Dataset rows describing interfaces
===
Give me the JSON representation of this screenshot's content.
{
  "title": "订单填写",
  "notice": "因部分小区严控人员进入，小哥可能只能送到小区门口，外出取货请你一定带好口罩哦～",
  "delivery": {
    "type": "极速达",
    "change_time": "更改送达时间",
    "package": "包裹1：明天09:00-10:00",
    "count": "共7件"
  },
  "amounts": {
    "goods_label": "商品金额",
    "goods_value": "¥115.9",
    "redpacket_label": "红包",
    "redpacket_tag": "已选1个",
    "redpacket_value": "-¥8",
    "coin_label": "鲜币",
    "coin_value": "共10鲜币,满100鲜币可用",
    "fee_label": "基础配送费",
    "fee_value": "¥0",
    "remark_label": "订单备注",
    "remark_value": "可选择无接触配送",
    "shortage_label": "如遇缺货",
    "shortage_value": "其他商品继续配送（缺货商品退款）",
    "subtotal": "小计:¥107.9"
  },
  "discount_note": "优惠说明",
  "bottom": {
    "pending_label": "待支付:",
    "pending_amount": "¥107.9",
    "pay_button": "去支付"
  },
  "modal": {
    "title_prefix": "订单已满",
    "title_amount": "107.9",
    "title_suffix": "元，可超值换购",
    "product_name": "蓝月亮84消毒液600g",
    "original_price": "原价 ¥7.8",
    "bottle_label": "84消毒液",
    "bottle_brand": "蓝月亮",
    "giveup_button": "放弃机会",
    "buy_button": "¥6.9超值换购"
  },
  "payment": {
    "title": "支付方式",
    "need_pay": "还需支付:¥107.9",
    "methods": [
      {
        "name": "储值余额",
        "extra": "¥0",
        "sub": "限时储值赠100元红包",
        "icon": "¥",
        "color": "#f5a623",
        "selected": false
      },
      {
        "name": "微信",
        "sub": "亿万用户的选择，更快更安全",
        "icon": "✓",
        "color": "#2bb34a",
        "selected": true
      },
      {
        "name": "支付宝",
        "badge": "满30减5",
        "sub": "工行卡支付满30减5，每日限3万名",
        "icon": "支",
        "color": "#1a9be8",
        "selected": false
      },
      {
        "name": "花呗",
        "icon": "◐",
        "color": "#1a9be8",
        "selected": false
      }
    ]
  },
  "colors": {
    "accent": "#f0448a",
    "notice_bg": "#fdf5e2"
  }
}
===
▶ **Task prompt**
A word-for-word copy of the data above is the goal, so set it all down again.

▶ **Worked solution**
Give me the JSON representation of this screenshot's content.
{
  "title": "订单填写",
  "notice": "因部分小区严控人员进入，小哥可能只能送到小区门口，外出取货请你一定带好口罩哦～",
  "delivery": {
    "type": "极速达",
    "change_time": "更改送达时间",
    "package": "包裹1：明天09:00-10:00",
    "count": "共7件"
  },
  "amounts": {
    "goods_label": "商品金额",
    "goods_value": "¥115.9",
    "redpacket_label": "红包",
    "redpacket_tag": "已选1个",
    "redpacket_value": "-¥8",
    "coin_label": "鲜币",
    "coin_value": "共10鲜币,满100鲜币可用",
    "fee_label": "基础配送费",
    "fee_value": "¥0",
    "remark_label": "订单备注",
    "remark_value": "可选择无接触配送",
    "shortage_label": "如遇缺货",
    "shortage_value": "其他商品继续配送（缺货商品退款）",
    "subtotal": "小计:¥107.9"
  },
  "discount_note": "优惠说明",
  "bottom": {
    "pending_label": "待支付:",
    "pending_amount": "¥107.9",
    "pay_button": "去支付"
  },
  "modal": {
    "title_prefix": "订单已满",
    "title_amount": "107.9",
    "title_suffix": "元，可超值换购",
    "product_name": "蓝月亮84消毒液600g",
    "original_price": "原价 ¥7.8",
    "bottle_label": "84消毒液",
    "bottle_brand": "蓝月亮",
    "giveup_button": "放弃机会",
    "buy_button": "¥6.9超值换购"
  },
  "payment": {
    "title": "支付方式",
    "need_pay": "还需支付:¥107.9",
    "methods": [
      {
        "name": "储值余额",
        "extra": "¥0",
        "sub": "限时储值赠100元红包",
        "icon": "¥",
        "color": "#f5a623",
        "selected": false
      },
      {
        "name": "微信",
        "sub": "亿万用户的选择，更快更安全",
        "icon": "✓",
        "color": "#2bb34a",
        "selected": true
      },
      {
        "name": "支付宝",
        "badge": "满30减5",
        "sub": "工行卡支付满30减5，每日限3万名",
        "icon": "支",
        "color": "#1a9be8",
        "selected": false
      },
      {
        "name": "花呗",
        "icon": "◐",
        "color": "#1a9be8",
        "selected": false
      }
    ]
  },
  "colors": {
    "accent": "#f0448a",
    "notice_bg": "#fdf5e2"
  }
}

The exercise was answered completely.